- Businesses can face antitrust liability for knowingly joining an agreement orchestrated by others even if they had no involvement in orchestrating it themselves;
- Prohibited antitrust agreements can be established by circumstantial evidence and inference;
- Refusals to deal with other entities are easier to defend as unilateral if they are consistent with preexisting company policies; and
- Group boycott agreements like the ones in this case are considered per se illegal meaning that companies alleged to have knowingly joined such agreements will be foreclosed from showing that the agreement did not harm competition.
The Fifth Circuit found sufficient evidence to support the jury’s finding that JSW joined the horizontal distributor conspiracy, but not Nucor.
JSW had initially entered a contract to sell to MM, but breached that contract after AA and Chapel each threatened not to buy from JSW if it sold to MM. According to the Fifth Circuit, that both AA and Chapel “made these threats within several weeks of each other was sufficient evidence for a reasonable juror to conclude that JSW was aware of the horizontal conspiracy to exclude MM from the market” and that “JSW’s abrupt decision to no longer deal with MM following these threats … tended to exclude the possibility” that JSW reached its decision not to sell to MM independently. The court found that a reasonable jury could infer that JSW knew that it was joining a group boycott conspiracy between AA and Chapel.
The court reached a different result with respect to Nucor. Immediately after MM told Nucor that it was open for business, Nucor’s President wrote Chapel to “pledge his ‘fullest support.’” Although there was some evidence that Chapel threatened not to purchase from Nucor if Nucor sold to MM, Nucor declined to sell to MM both before and after those threats were made, in accordance with Nucor’s “incumbency practice” where “Nucor remains loyal to established customers, such as Chapel, in order to maintain its original supply chain.” Thus, unlike JSW, Nucor had never agreed to sell to MM in the first place, and so was not reversing course, which the court found significant. The Fifth Circuit held that this evidence was consistent with the possibility that Nucor’s was acting independently of any conspiracy between AA and Chapel.
The case appears to put a substantial limitation on a manufacturer’s long-acknowledged right to choose with whom it will deal, including its right to deal with one distributor over another when that distributor threatens to withhold business if the manufacturer sells to both. Here, JSW appears to be liable because:
- It received threats from two large customers and not just one of them—thereby permitting the jury inference that JSW knew that AA and Chapel were conspiring; and

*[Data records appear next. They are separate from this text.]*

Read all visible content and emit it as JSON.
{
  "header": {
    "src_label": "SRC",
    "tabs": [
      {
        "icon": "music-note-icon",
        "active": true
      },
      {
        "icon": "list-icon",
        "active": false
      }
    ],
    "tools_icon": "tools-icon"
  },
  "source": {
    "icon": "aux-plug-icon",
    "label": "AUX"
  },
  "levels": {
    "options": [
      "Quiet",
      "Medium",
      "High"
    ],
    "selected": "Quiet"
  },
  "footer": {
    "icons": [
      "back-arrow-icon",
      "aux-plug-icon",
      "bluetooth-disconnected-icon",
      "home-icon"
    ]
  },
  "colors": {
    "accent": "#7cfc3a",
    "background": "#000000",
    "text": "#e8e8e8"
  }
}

- It reneged on its promise, made before AA’s and Chapel’s threats, to sell to MM even though reneging seems equally consistent with the pursuit of its self-interest as with conspiracy under the circumstances of threats by major customers.
Peter K. Huston
+1 415 772 1280
|Scott D. Stein
+1 312 853 7520
| John W. Treece
+1 312 853 2937
1 United States v. Apple, Inc., 791 F.3d 290, 345-46 (2nd Cir. 2015) (Jacobs, J. dissent).
2 Nw. Wholesale Stationers v. Pacific Stationary & Printing Co., 472 U.S. 284, 294 (1985).
3 In re Musical Instrument & Equipment Antitrust Litigation, 798 F.3d 1186, 1192 (9th Cir., 2015) (“once the conspiracy is broken into its constituent parts, the respective vertical and horizontal agreements can be analyzed either under the rule of reason or as violations per se”).
To receive Sidley Updates, please subscribe at www.sidley.com/subscribe.
Sidley Austin provides this information as a service to clients and other friends for educational purposes only. It should not be construed or relied on as legal advice or to create a lawyer-client relationship.
Attorney Advertising - For purposes of compliance with New York State Bar rules, our headquarters are Sidley Austin LLP, 787 Seventh Avenue, New York, NY 10019, 212.839.5300; One South Dearborn, Chicago, IL 60603, 312.853.7000; and 1501 K Street, N.W., Washington, D.C. 20005, 202.736.8000.